Prove that $\lim_{n \rightarrow \infty} \frac{2^{n}}{n!} = 0$ using the hint that $0 < \frac{2^{n}}{n!} \leq 2 \, \left(\frac{2}{3}\right)^{n-2}$ for all $n \geq 3$? I know there is a thread already about this question but there is none that use this hint to solve this question. How can you use this hint to prove it?

## marked as duplicate by Hans Lundmark, Henrik, aes, kingW3, Sahiba AroraAug 4 '17 at 17:33

• Have you heard of the squeeze theorem? – James Oct 6 '14 at 21:40
• yes but how do I get to 2(2/3)^(n-2)>=2^n/n!? – Bono Oct 6 '14 at 21:41
• Like how would I get to the step of 2(2/3)^(n-2)? – Bono Oct 6 '14 at 21:41
• Induction would work. – James Oct 6 '14 at 21:42
• This answer uses exactly the approach from your hint. – Martin Sleziak Apr 17 '17 at 13:43

The inequality is trivial for $n=3$. For the inductive step:

$$\frac{2^{n+1}}{(n+1)!}=\frac2{n+1}\frac{2^n}{n!}\le \frac2{n+1}\times 2\left(\frac23\right)^{n-2}\le2 \left(\frac23\right)^{n-1}$$ since $n+1\ge3$.

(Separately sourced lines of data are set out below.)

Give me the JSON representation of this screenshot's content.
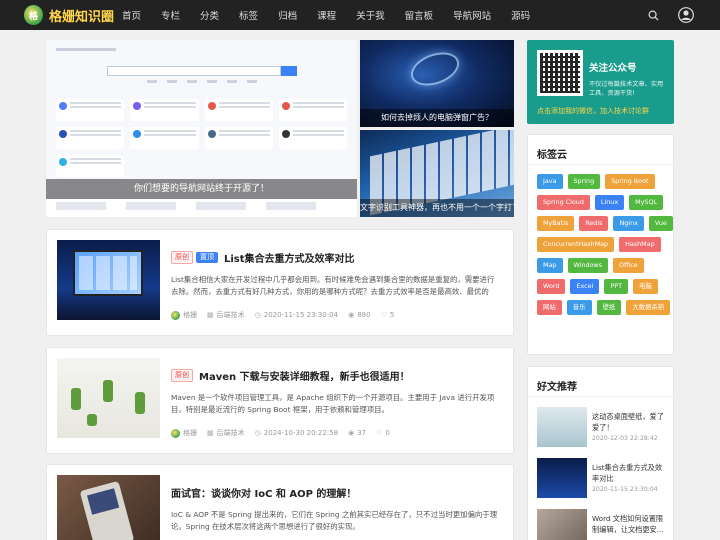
{
  "site": {
    "name": "格姗知识圈",
    "logo_text": "格"
  },
  "nav": [
    "首页",
    "专栏",
    "分类",
    "标签",
    "归档",
    "课程",
    "关于我",
    "留言板",
    "导航网站",
    "源码"
  ],
  "hero": {
    "main_caption": "你们想要的导航网站终于开源了！",
    "side1_caption": "如何去掉烦人的电脑弹窗广告？",
    "side2_caption": "文字识别工具神器，再也不用一个一个字打了！"
  },
  "posts": [
    {
      "badges": [
        "原创",
        "置顶"
      ],
      "title": "List集合去重方式及效率对比",
      "excerpt": "List集合相信大家在开发过程中几乎都会用到。有时候难免会遇到集合里的数据是重复的，需要进行去除。然而，去重方式有好几种方式，你用的是哪种方式呢？去重方式效率是否是最高效、最优的呢？今天就给...",
      "author": "格姗",
      "category": "后端技术",
      "date": "2020-11-15 23:30:04",
      "views": "880",
      "likes": "5"
    },
    {
      "badges": [
        "原创"
      ],
      "title": "Maven 下载与安装详细教程，新手也很适用！",
      "excerpt": "Maven 是一个软件项目管理工具，是 Apache 组织下的一个开源项目。主要用于 Java 进行开发项目，特别是最近流行的 Spring Boot 框架，用于依赖和管理项目。",
      "author": "格姗",
      "category": "后端技术",
      "date": "2024-10-30 20:22:58",
      "views": "37",
      "likes": "0"
    },
    {
      "badges": [],
      "title": "面试官：谈谈你对 IoC 和 AOP 的理解！",
      "excerpt": "IoC & AOP 不是 Spring 提出来的，它们在 Spring 之前其实已经存在了，只不过当时更加偏向于理论。Spring 在技术层次将这两个思想进行了很好的实现。",
      "author": "",
      "category": "",
      "date": "",
      "views": "",
      "likes": ""
    }
  ],
  "wechat": {
    "title": "关注公众号",
    "desc": "不仅过每篇技术文章、实用工具、资源干货!",
    "link": "点击添加我的微信，加入技术讨论群"
  },
  "tagcloud": {
    "title": "标签云",
    "tags": [
      {
        "label": "Java",
        "color": "#3b9be8"
      },
      {
        "label": "Spring",
        "color": "#52b83f"
      },
      {
        "label": "Spring Boot",
        "color": "#f0a23a"
      },
      {
        "label": "Spring Cloud",
        "color": "#f06c6c"
      },
      {
        "label": "Linux",
        "color": "#3b82f6"
      },
      {
        "label": "MySQL",
        "color": "#52b83f"
      },
      {
        "label": "MyBatis",
        "color": "#f0a23a"
      },
      {
        "label": "Redis",
        "color": "#f06c6c"
      },
      {
        "label": "Nginx",
        "color": "#3b9be8"
      },
      {
        "label": "Vue",
        "color": "#52b83f"
      },
      {
        "label": "ConcurrentHashMap",
        "color": "#f0a23a"
      },
      {
        "label": "HashMap",
        "color": "#f06c6c"
      },
      {
        "label": "Map",
        "color": "#3b9be8"
      },
      {
        "label": "Windows",
        "color": "#52b83f"
      },
      {
        "label": "Office",
        "color": "#f0a23a"
      },
      {
        "label": "Word",
        "color": "#f06c6c"
      },
      {
        "label": "Excel",
        "color": "#3b82f6"
      },
      {
        "label": "PPT",
        "color": "#52b83f"
      },
      {
        "label": "电脑",
        "color": "#f0a23a"
      },
      {
        "label": "网站",
        "color": "#f06c6c"
      },
      {
        "label": "音乐",
        "color": "#3b9be8"
      },
      {
        "label": "壁纸",
        "color": "#52b83f"
      },
      {
        "label": "大数据杀熟",
        "color": "#f0a23a"
      }
    ]
  },
  "friends": {
    "title": "好文推荐",
    "items": [
      {
        "title": "这动态桌面壁纸，爱了爱了！",
        "date": "2020-12-03 22:28:42"
      },
      {
        "title": "List集合去重方式及效率对比",
        "date": "2020-11-15 23:30:04"
      },
      {
        "title": "Word 文档如何设置限制编辑，让文档更安...",
        "date": ""
      }
    ]
  },
  "colors": {
    "header_bg": "#222222",
    "brand": "#ffd64a",
    "wechat_bg": "#199c8c",
    "badge_top": "#3b82f6",
    "badge_orig": "#ee4444"
  }
}
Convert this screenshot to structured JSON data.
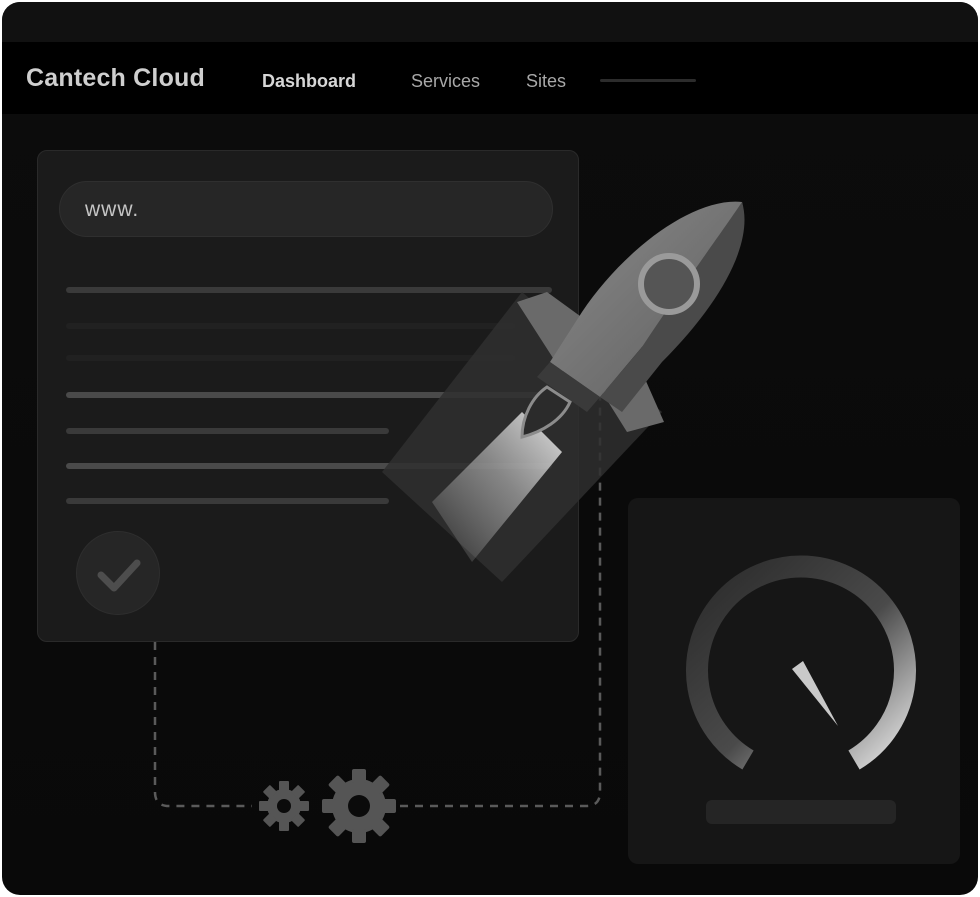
{
  "brand": {
    "name": "Cantech Cloud"
  },
  "nav": {
    "items": [
      {
        "label": "Dashboard",
        "active": true
      },
      {
        "label": "Services",
        "active": false
      },
      {
        "label": "Sites",
        "active": false
      }
    ]
  },
  "form_card": {
    "url_prefix": "www."
  },
  "icons": {
    "status": "check-icon",
    "rocket": "rocket-icon",
    "gears": "gear-icon",
    "meter": "speedometer-icon"
  },
  "colors": {
    "background": "#0b0b0b",
    "navbar": "#000000",
    "card": "#1b1b1b",
    "accent_light": "#d9d9d9"
  }
}
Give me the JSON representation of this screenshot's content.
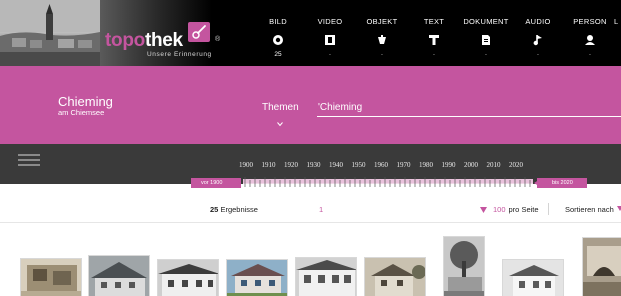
{
  "header": {
    "logo": {
      "prefix": "topo",
      "suffix": "thek",
      "registered": "®",
      "tagline": "Unsere Erinnerung"
    },
    "media_tabs": [
      {
        "label": "BILD",
        "icon": "camera-icon",
        "count": "25"
      },
      {
        "label": "VIDEO",
        "icon": "film-icon",
        "count": "-"
      },
      {
        "label": "OBJEKT",
        "icon": "object-icon",
        "count": "-"
      },
      {
        "label": "TEXT",
        "icon": "text-icon",
        "count": "-"
      },
      {
        "label": "DOKUMENT",
        "icon": "document-icon",
        "count": "-"
      },
      {
        "label": "AUDIO",
        "icon": "music-note-icon",
        "count": "-"
      },
      {
        "label": "PERSON",
        "icon": "person-icon",
        "count": "-"
      }
    ],
    "overflow_letter": "L"
  },
  "place": {
    "title": "Chieming",
    "subtitle": "am Chiemsee"
  },
  "search": {
    "themen_label": "Themen",
    "query": "'Chieming"
  },
  "timeline": {
    "years": [
      "1900",
      "1910",
      "1920",
      "1930",
      "1940",
      "1950",
      "1960",
      "1970",
      "1980",
      "1990",
      "2000",
      "2010",
      "2020"
    ],
    "range_from": "vor 1900",
    "range_to": "bis 2020"
  },
  "results": {
    "count": "25",
    "count_label": "Ergebnisse",
    "page": "1",
    "per_page_value": "100",
    "per_page_label": "pro Seite",
    "sort_label": "Sortieren nach"
  },
  "colors": {
    "accent": "#c4559f",
    "topbar": "#000000",
    "timeline": "#3a3a3a"
  }
}
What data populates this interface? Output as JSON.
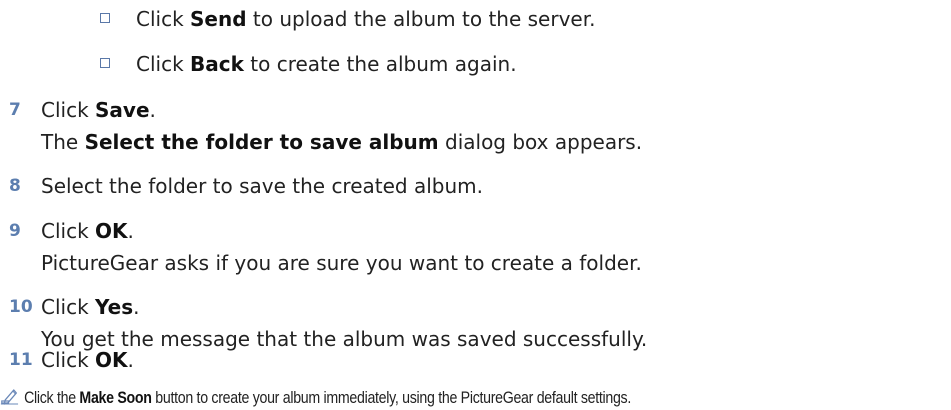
{
  "bullets": [
    {
      "pre": "Click ",
      "bold": "Send",
      "post": " to upload the album to the server."
    },
    {
      "pre": "Click ",
      "bold": "Back",
      "post": " to create the album again."
    }
  ],
  "steps": [
    {
      "number": "7",
      "lines": [
        {
          "pre": "Click ",
          "bold": "Save",
          "post": "."
        },
        {
          "pre": "The ",
          "bold": "Select the folder to save album",
          "post": " dialog box appears."
        }
      ]
    },
    {
      "number": "8",
      "lines": [
        {
          "pre": "Select the folder to save the created album.",
          "bold": "",
          "post": ""
        }
      ]
    },
    {
      "number": "9",
      "lines": [
        {
          "pre": "Click ",
          "bold": "OK",
          "post": "."
        },
        {
          "pre": "PictureGear asks if you are sure you want to create a folder.",
          "bold": "",
          "post": ""
        }
      ]
    },
    {
      "number": "10",
      "lines": [
        {
          "pre": "Click ",
          "bold": "Yes",
          "post": "."
        },
        {
          "pre": "You get the message that the album was saved successfully.",
          "bold": "",
          "post": ""
        }
      ]
    },
    {
      "number": "11",
      "lines": [
        {
          "pre": "Click ",
          "bold": "OK",
          "post": "."
        }
      ]
    }
  ],
  "note": {
    "icon": "pencil-note-icon",
    "pre": "Click the ",
    "bold": "Make Soon",
    "post": " button to create your album immediately, using the PictureGear default settings."
  }
}
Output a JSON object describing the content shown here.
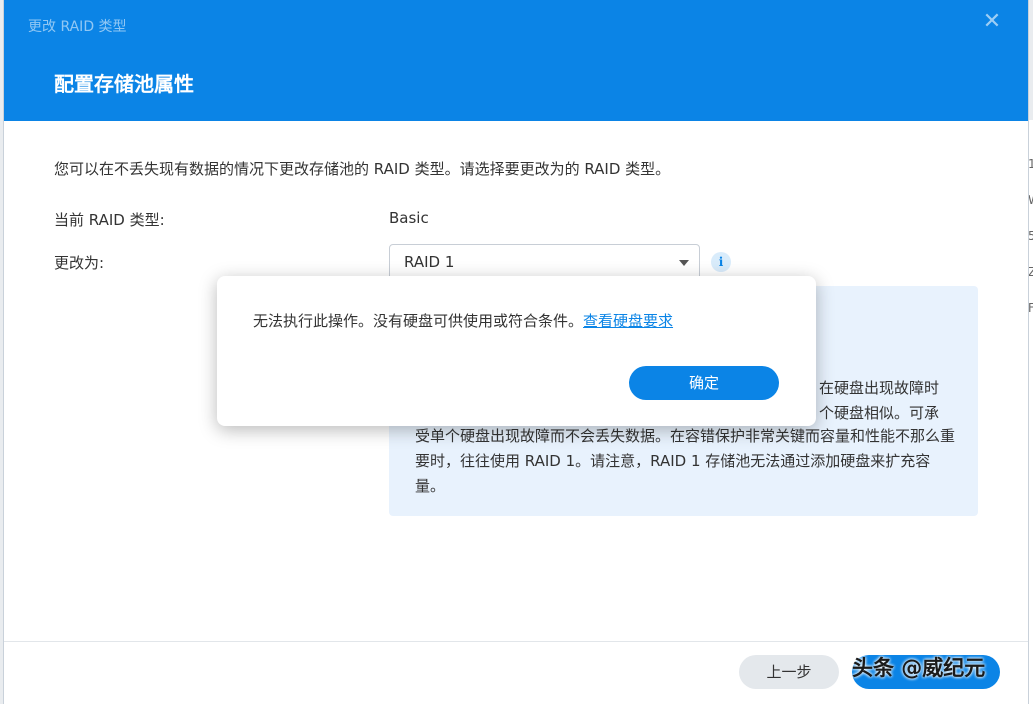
{
  "background": {
    "side_glyphs": [
      "1",
      "W",
      "5",
      "Z",
      "F"
    ]
  },
  "dialog": {
    "window_title": "更改 RAID 类型",
    "step_title": "配置存储池属性",
    "description": "您可以在不丢失现有数据的情况下更改存储池的 RAID 类型。请选择要更改为的 RAID 类型。",
    "current_label": "当前 RAID 类型:",
    "current_value": "Basic",
    "change_label": "更改为:",
    "select_value": "RAID 1",
    "info": {
      "fragment_1": "在硬盘出现故障时",
      "fragment_2": "个硬盘相似。可承",
      "text": "受单个硬盘出现故障而不会丢失数据。在容错保护非常关键而容量和性能不那么重要时，往往使用 RAID 1。请注意，RAID 1 存储池无法通过添加硬盘来扩充容量。"
    },
    "back_label": "上一步"
  },
  "modal": {
    "message": "无法执行此操作。没有硬盘可供使用或符合条件。",
    "link": "查看硬盘要求",
    "ok_label": "确定"
  },
  "watermark": "头条 @威纪元",
  "colors": {
    "accent": "#0b84e6",
    "info_bg": "#e8f2fd"
  },
  "icons": {
    "close": "close-icon",
    "info": "info-icon",
    "dropdown": "chevron-down-icon"
  }
}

Now to use the hint notice that the geometric sequence $\left(\frac23\right)^{n-2}$ is convergent to $0$ so we conclude the desired result using the squeeze theorem.

• how do you get the inequality 2^n/n!<=2(2/3)^(n-2)? – Bono Oct 6 '14 at 21:50
• This inequality is equivalent to $$\frac1{3\times \cdots\times n}\le\frac1{3^{n-2}}$$ which is true since $$3\le k,\quad \forall 3\le k\le n$$ – user63181 Oct 6 '14 at 21:55
• how can you prove that lim(2/3)^(n-2)=0? Using epsilon – Bono Oct 6 '14 at 23:43

Hint: If $$\lim_{n\to\infty }\left|\frac{a_{n+1}}{a_n}\right|=\rho<1,$$ by d'Alembert rule, $$\lim_{n\to\infty }a_n=0.$$

I let you try for $a_n=\frac{2^n}{n!}$ ;-)